Both her parents were doctors and Reshma’s family lived in staff quarters at the old hospital site.

“The hospital was sort of like a home and the grounds were our playground.,” she said. “There were lots of other families living there. 

“It was a nice group of people. I really enjoyed it.”

After spending 16 years away in Kent, the Old Town lawyer returned to her home town – and soon reawakened her link with the new hospital.

She said the Great Western’s Brighter Futures charity was close to the hearts of her clients.

While the £2.9 million radiotherapy appeal steals many of the headlines, she said that she had been struck by the other services that the charity funds.

They include toys for the children’s units and specialist “cooling caps” for chemotherapy patients.

Reshma said: “There are so many big things that Brighter Futures does within the hospital.”

She wanted to give back, using her legal skills.

“Writing a will is probably one of the most important things you’ll ever do in your life,” said Reshma. 

“People put it off. It’s a stressful thing to do and a lot of people don’t like thinking about death. I get clients who have been meaning to write a will for a long time.”

She says it is most important for parents with young families to get their affairs in order, “just to be able to say if something does happen to mum and dad we know who our children are going to be looked after by”.
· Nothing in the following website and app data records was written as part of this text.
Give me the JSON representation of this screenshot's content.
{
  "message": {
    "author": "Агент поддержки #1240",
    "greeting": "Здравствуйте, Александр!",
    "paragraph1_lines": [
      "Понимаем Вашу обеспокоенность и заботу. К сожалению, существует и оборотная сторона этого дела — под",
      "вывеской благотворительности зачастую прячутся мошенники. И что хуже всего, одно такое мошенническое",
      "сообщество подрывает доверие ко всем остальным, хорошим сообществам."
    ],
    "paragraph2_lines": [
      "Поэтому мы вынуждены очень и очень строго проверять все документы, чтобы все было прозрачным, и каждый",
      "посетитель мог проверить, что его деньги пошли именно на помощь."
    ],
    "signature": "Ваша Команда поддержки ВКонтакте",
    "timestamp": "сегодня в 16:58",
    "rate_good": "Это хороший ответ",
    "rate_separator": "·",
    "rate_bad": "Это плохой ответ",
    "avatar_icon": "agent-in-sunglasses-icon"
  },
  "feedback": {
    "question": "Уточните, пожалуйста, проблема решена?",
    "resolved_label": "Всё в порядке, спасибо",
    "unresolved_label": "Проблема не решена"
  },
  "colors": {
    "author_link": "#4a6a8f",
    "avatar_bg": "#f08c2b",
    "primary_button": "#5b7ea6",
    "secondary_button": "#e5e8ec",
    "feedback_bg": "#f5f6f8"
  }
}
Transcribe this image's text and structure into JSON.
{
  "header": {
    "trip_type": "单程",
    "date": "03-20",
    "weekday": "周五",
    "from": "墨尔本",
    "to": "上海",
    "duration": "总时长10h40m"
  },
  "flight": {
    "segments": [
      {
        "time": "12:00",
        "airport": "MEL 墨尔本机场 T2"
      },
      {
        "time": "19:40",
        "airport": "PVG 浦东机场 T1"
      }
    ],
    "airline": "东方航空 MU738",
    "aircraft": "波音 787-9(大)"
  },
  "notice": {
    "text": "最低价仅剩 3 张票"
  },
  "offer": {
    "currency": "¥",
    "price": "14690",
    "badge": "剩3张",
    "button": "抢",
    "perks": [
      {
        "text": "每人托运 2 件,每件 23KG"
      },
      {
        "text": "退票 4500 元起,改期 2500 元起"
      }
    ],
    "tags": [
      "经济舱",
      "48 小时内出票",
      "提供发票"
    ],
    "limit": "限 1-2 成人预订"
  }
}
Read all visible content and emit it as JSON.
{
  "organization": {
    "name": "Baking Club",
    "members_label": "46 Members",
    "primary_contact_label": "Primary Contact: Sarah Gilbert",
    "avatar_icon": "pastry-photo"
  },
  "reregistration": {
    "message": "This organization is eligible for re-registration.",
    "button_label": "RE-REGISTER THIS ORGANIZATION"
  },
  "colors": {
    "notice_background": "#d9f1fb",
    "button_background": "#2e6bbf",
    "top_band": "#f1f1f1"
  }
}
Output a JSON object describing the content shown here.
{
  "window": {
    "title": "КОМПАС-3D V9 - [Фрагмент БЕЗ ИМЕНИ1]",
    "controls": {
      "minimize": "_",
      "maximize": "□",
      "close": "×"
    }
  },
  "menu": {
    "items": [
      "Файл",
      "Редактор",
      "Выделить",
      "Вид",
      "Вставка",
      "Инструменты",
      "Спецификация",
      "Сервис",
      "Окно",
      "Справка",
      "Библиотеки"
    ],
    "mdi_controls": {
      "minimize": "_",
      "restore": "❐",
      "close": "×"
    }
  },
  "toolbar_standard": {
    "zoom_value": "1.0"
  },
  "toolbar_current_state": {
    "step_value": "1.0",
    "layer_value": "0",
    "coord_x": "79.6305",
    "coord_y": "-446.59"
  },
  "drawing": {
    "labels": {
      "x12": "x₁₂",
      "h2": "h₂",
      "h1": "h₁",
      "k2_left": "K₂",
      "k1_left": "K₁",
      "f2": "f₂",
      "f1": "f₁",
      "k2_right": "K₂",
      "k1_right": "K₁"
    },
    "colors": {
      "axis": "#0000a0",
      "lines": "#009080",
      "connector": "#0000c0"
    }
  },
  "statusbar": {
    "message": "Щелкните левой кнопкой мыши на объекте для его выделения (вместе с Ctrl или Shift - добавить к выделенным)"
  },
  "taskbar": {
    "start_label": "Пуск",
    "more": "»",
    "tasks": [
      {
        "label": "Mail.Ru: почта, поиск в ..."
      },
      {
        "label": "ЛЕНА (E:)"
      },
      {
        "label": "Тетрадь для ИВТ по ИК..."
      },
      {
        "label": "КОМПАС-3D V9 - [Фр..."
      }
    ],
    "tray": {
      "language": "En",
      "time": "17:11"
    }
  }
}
Reshma added: “It’s a way of ensuring that your wishes are carried out.”

While a will can be written anywhere, by anyone, Reshma recommends finding a qualified solicitor or experienced will writer to help you through the process. 

She said: “Writing a will doesn’t have to be stressful. It can be a really easy thing to do.”

For more details, visit www.swindonwillwriting.co.uk

To donate to Brighter Futures, call 01793 605631 or visit www.brighterfuturesgwh.nhs.uk.